Crackerific Emmys Spark NAACP Protest
Neil Patrick Harris's tuxedo was hardly the whitest thing about last weekend's Emmys, according to a new complaint by the National Association for the Advancement of Colored People. Just check out the audience, it mentions, including a nominee base comprising a handful of minorities, three black presenters and exactly one non-white winner (Iranian actress Shohreh Aghdashloo). Not so good, says the NAACP's man in Hollywood -- who wants changes now.
CBS was a particular target for Vic Bulluck's wrath this morning, with the executive director of the NAACP's Hollywood office seething to the L.A. Times that he "was sitting in my chair and kept sinking lower and lower" during Sunday's awardscast. He cited an in-house report from last year indicating the network's last-place ranking among employers of minority writers and producers, then singled out the Emmys themselves as demonstrating the "clear lack of creativity and vision in network television." This, on the same day CBS scored its late-night Obama coup. Ironic!

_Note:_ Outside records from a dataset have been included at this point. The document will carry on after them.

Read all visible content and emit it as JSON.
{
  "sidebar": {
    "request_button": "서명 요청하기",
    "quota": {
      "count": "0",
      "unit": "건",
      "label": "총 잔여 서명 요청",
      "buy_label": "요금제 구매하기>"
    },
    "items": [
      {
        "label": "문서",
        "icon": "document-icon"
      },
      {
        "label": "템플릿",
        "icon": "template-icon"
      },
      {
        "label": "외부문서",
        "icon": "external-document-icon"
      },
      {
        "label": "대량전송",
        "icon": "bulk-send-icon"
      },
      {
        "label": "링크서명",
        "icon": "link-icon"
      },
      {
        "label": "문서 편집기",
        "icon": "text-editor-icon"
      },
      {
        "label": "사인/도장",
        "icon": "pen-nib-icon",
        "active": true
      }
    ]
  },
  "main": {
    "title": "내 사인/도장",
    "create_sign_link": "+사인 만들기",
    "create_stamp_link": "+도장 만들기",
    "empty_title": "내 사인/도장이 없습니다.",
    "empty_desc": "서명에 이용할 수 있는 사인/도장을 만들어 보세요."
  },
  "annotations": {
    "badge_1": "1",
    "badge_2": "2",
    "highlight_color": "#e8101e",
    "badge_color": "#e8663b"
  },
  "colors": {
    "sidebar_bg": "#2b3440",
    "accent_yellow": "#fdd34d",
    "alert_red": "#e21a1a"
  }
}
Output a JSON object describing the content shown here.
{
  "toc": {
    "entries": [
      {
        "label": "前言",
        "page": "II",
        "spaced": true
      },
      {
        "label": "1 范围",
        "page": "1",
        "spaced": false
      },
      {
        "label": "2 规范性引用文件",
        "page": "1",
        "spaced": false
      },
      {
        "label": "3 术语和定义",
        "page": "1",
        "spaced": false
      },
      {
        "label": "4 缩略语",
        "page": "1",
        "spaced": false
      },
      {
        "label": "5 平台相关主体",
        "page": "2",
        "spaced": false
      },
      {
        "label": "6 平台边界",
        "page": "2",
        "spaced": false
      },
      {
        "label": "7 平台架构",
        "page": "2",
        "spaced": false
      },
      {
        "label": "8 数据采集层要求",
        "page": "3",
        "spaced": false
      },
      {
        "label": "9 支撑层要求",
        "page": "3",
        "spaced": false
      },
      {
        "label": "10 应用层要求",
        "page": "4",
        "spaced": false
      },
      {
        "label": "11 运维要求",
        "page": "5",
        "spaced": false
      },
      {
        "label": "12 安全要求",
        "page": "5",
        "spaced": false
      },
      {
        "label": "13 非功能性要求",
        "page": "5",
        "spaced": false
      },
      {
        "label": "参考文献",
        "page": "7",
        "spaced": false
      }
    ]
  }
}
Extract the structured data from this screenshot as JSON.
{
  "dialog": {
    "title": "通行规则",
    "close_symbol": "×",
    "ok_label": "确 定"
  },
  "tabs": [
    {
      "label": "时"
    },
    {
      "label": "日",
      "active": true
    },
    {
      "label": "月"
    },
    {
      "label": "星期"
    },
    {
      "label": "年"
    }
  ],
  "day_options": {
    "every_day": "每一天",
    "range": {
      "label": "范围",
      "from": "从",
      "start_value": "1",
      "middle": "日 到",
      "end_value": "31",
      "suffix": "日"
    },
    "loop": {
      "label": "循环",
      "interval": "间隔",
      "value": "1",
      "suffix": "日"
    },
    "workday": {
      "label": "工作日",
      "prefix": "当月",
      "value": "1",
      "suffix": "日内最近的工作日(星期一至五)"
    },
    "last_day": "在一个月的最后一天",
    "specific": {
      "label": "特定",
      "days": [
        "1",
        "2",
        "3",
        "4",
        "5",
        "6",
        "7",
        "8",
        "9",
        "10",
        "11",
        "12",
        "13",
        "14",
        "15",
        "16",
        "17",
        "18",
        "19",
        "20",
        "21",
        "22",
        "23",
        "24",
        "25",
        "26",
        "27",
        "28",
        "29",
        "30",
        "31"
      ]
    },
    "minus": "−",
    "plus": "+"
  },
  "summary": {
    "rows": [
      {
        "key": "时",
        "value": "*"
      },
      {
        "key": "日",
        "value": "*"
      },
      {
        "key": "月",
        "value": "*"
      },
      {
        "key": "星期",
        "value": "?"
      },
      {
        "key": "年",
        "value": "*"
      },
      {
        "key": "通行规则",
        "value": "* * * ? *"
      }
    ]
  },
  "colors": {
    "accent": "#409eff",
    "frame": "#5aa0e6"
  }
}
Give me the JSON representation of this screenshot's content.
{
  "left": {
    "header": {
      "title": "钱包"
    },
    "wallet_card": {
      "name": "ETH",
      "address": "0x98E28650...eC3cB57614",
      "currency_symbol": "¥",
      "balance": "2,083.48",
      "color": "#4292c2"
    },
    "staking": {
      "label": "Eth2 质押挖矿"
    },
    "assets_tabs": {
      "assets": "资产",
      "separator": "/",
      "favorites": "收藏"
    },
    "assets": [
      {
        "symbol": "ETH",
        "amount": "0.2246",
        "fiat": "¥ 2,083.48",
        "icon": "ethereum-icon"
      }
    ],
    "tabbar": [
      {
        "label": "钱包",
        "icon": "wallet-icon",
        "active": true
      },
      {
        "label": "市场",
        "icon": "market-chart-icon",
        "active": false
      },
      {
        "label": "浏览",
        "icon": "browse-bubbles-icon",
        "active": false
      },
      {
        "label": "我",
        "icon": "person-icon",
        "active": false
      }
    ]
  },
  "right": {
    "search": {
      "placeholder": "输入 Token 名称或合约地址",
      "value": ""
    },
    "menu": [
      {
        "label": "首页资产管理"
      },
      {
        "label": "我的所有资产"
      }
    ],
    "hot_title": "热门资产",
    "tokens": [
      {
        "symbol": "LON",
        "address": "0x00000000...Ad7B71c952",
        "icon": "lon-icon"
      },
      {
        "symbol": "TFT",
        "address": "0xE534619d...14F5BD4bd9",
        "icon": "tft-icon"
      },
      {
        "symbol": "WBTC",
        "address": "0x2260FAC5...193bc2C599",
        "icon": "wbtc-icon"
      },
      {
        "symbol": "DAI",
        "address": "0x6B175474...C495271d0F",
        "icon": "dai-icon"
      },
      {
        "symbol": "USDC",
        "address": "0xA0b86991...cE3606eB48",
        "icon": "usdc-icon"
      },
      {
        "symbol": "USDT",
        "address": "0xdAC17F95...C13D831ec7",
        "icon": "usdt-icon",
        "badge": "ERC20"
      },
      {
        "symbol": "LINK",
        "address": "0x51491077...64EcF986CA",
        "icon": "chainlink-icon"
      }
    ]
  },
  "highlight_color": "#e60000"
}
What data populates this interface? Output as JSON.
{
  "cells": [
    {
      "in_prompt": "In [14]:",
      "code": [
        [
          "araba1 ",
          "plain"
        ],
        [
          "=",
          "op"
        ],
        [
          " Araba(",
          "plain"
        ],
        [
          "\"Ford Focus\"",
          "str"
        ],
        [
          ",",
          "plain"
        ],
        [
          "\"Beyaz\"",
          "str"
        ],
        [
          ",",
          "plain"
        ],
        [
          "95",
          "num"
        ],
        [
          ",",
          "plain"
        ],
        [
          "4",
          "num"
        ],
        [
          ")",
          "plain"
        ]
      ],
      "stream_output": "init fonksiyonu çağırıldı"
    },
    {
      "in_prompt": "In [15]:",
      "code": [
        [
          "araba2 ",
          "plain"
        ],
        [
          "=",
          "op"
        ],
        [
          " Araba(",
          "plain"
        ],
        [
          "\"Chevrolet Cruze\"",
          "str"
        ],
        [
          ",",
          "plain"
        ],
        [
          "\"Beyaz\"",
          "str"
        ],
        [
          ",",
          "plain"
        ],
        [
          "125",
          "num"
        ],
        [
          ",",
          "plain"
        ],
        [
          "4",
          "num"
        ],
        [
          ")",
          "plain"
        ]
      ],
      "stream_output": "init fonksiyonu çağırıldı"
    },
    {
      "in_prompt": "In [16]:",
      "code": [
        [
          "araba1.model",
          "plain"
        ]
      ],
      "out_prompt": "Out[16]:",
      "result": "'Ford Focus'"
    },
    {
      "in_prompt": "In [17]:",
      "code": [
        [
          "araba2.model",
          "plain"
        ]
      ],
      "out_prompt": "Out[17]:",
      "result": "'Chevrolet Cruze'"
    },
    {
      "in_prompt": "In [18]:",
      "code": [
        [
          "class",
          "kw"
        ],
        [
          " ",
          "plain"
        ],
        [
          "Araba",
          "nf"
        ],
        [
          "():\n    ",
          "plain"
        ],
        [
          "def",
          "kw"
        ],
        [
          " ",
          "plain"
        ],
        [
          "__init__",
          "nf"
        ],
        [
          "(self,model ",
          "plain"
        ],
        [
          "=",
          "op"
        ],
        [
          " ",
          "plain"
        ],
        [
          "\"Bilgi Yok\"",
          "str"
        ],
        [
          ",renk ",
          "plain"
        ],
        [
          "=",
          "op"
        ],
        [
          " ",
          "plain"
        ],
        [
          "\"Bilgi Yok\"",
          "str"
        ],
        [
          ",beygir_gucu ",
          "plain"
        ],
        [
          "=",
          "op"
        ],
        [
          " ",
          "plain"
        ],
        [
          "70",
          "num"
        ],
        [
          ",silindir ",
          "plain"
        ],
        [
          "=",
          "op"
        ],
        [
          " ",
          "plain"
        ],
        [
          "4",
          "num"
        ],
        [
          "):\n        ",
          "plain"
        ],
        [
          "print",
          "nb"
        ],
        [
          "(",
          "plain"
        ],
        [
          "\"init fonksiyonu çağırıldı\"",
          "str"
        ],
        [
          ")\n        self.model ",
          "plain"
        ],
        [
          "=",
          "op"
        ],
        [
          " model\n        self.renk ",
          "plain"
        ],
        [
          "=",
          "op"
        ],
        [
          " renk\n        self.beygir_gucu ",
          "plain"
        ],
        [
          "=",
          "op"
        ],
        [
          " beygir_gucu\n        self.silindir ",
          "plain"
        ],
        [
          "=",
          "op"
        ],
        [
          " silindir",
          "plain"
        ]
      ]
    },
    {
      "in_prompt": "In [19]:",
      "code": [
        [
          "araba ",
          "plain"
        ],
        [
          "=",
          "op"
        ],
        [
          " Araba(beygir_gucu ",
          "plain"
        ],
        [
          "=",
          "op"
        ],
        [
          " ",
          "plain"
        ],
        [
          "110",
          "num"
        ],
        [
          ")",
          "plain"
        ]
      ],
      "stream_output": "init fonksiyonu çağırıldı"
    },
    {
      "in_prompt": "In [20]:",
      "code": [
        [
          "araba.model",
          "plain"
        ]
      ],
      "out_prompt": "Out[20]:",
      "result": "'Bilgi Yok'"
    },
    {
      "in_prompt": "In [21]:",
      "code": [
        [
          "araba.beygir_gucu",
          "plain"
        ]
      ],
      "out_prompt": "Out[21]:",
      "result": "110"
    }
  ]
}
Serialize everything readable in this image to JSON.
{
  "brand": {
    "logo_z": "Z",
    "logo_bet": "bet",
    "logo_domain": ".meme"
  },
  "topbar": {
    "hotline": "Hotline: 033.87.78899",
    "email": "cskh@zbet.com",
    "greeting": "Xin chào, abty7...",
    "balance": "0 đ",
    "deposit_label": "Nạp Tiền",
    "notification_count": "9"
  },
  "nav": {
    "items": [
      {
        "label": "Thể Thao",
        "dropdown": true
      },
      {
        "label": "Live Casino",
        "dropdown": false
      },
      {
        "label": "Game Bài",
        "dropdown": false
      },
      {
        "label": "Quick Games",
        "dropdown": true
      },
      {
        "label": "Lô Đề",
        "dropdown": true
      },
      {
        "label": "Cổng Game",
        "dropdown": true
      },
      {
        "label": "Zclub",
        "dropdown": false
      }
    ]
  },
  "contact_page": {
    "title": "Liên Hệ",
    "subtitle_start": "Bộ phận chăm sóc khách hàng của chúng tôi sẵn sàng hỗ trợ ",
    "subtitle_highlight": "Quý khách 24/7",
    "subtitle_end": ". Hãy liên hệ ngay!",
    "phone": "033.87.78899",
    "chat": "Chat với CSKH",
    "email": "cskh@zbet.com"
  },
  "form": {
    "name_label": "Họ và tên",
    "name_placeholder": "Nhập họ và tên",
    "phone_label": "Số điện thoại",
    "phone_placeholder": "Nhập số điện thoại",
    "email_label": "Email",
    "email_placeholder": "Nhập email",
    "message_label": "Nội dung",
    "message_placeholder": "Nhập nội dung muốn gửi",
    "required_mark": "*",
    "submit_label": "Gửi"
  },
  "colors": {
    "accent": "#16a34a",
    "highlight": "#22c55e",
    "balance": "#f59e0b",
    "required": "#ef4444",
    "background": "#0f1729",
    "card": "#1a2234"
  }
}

Neither CBS nor the Academy of Television Arts and Sciences responded to Bulluck's blast, which namechecked NBC legends Brandon Tartikoff and Warren Littlefield's development of The Cosby Show as a watershed that contemporary networks should emulate. I'm not sure if that's the example I would have used (the Huxtables were whiter than my family half the time), but it raises some good points: Is WGA fractiousness really all that keeps a hit like Tyler Perry's House of Payne from Emmy recognition? Should Everybody Hates Chris have received more than simply a token cinematography nod for its final season? And among issues we can actually control: Jon Cryer over Tracy Morgan? Really, Academy?